  16. Mobile and Wireless Communications Enablers for the Twenty-Twenty Information Society 5G. FP7 ICT project. URL: https://www.metis2020.com
  17. Fettweis G. and Alamouti S. 5G: Personal Mobile Internet beyond What Cellular Did to Telephony. IEEE Communications Magazine. 2014, no 52(2), pp. 140–145.
  18. Xiang Wei, Zheng Kan et al. (Eds.) 5G Mobile Communications. Springer, 2016. 690 p.
  19. Rajagopal, S., Abu-Surra, S., Pi, Z. and Khan, F.Antenna Array Design for Multi-Gbps mmWave Mobile Broadband Communication. Samsung, IEEE Globecom. 2011.
  20. Rusek F., Persson D., Lau B.K. Scaling up MIMO: Opportunities and Challenges with Very Large Arrays. IEEE Signal Processing Magazine. 2013. Vol. 30, no 1, pp. 40–60.
  21. Bizaki H.K. (Ed.) Towards 5G Wireless Networks: A Physical Layer Perspective. ExLi4EvA, 2016.
  22. Pirmoradian M., Adigun O. and Politis C. Adaptive Power Control Scheme for Energy Efficient Cognitive Radio Networks. IEEE ICC 2012 Workshop on Cognitive Radio and Cooperation for Green Networking (10–15th of June 2012, Ottawa, Canada). Ottawa, 2012.
  23. GSR 2012: Spectrum Policy in a Hyper-connected Digital Mobile World, 2012. URL: http://www.ictregulationtoolkit.org/en/toolkit/docs/Document/4030
  24. Gur G. and Alagoz F. Green Wireless Communications via Cognitive Dimension: An Overview. Network, IEEE. Vol. 25, no. 2, pp. 50–56, March–April 2011.
  25. Chowdhury N. M. K. and Boutaba R. Network Virtualization: State of the Art and Research Challenges. IEEE Communications Magazine. 2009, no 47(7), pp. 20–26.
  26. Osseiran A., Monserrat J.F., Marsch P., Dohler M., Nakamura T. (ed.) 5G Mobile and Wireless Communications Technology. Cambridge University Press, 2016.
  27. Mavromoustakis C., Mastorakis G., Batalla J. (edit.) Internet of Things (IoT) in 5G Mobile Technologies. Springer, 2016.
  28. Gold N., Mohan A., Knight C. and Munro M. Understanding Service-Oriented Software.
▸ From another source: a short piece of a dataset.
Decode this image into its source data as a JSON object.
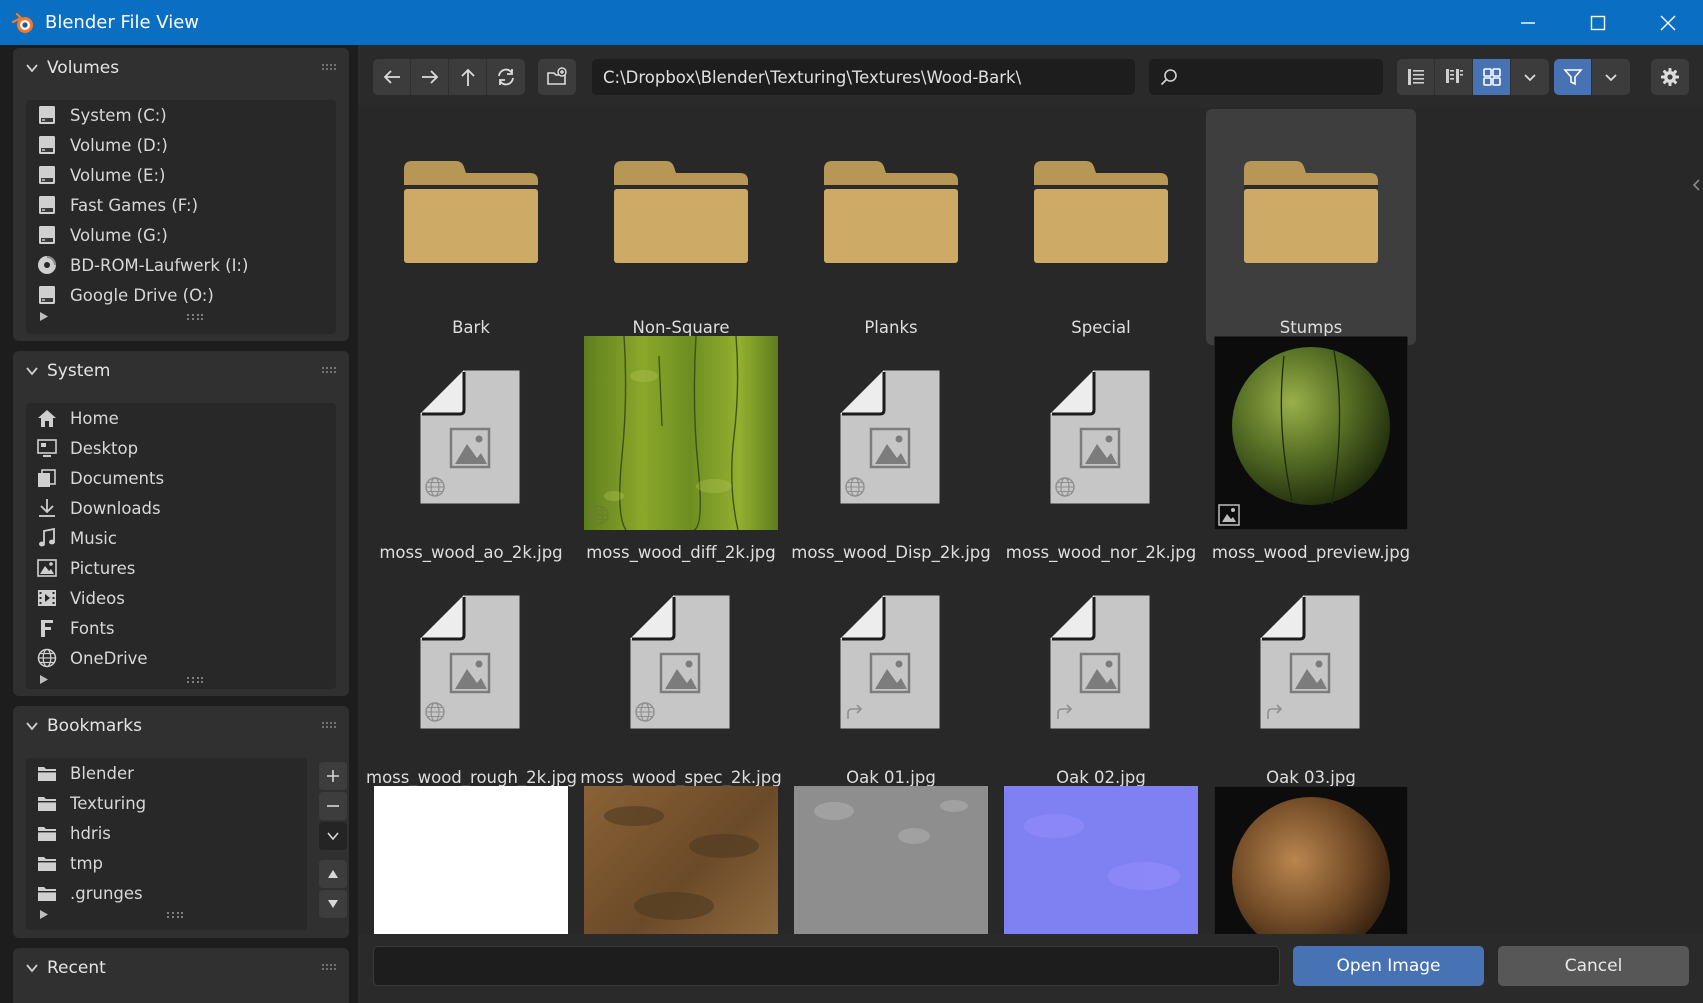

IEEE Software. 2004. Vol. 21, no. 2, pp. 71–77.
  29. Fitzek F.H.P. and Katz M. Mobile Clouds: Exploiting Distributed Resources in Wireless, Mobile and Social Networks. NJ: Hoboken, 2014.
  30. Platzer A. Logical Foundations of Cyber-Physical Systems. Springer, Cham, 2018. 659 p.
  31. Sabella R., Thuelig A, Carrozza M.C., Ippolito M. Industrial automation enabled by robotics, machine intelligence and 5G. 2018. URL: https://www.ericsson.com/en/ericsson-technology-review/archive/2018/industrial-automation-enabled-by-robotics-machine-intelligence-and-5g
  32. Perry Lee. The architecture of the Internet of things. DMK-Press, 2019 . (in Russian).
  33. Odarchenko R.S., Abakumova A.O., Dyka N.V. Doslidzhennya vymoh do stilnykovykh merezh novoho pokolinnya ta mozhlyvosti yikh rozhortannya v Ukrayini. Problems of Informatization and Management. 2016. Vol. 2(54), pp. 52–59. (in Ukrainian).

Received 03.06.2019